=== Source material ===

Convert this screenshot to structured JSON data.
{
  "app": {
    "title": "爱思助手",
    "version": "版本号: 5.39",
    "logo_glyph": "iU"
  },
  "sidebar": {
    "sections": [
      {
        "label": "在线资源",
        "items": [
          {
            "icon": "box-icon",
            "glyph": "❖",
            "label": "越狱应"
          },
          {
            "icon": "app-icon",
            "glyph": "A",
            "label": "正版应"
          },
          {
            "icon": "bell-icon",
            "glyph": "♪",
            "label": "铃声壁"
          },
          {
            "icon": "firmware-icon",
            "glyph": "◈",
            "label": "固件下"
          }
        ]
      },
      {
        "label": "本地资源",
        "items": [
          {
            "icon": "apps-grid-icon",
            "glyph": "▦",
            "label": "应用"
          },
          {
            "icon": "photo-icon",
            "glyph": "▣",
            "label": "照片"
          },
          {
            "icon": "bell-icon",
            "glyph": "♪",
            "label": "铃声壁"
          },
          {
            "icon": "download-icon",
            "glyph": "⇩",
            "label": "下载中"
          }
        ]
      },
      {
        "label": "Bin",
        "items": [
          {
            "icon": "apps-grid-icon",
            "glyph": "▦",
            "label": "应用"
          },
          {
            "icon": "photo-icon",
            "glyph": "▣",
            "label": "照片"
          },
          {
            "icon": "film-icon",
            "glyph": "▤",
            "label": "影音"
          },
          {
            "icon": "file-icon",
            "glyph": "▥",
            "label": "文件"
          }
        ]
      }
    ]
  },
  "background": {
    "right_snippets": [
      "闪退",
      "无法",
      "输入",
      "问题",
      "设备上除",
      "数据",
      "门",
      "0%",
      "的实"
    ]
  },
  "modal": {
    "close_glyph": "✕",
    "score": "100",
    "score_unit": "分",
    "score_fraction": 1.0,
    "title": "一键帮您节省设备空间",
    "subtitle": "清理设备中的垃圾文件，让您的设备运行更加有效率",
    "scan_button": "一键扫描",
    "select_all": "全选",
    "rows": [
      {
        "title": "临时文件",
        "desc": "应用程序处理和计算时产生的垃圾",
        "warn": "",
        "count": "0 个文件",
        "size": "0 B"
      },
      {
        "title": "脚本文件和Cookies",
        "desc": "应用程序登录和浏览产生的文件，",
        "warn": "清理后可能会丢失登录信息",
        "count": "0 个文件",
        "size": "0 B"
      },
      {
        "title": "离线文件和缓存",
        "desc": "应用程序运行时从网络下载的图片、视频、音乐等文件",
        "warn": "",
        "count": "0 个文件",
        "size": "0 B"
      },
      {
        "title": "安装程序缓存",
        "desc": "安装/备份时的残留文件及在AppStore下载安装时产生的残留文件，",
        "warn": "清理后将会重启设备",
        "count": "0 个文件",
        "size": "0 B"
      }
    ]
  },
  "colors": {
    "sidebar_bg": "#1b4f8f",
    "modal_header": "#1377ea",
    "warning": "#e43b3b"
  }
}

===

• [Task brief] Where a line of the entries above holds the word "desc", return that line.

• [Response area]
        "desc": "应用程序处理和计算时产生的垃圾",
        "desc": "应用程序登录和浏览产生的文件，",
        "desc": "应用程序运行时从网络下载的图片、视频、音乐等文件",
        "desc": "安装/备份时的残留文件及在AppStore下载安装时产生的残留文件，",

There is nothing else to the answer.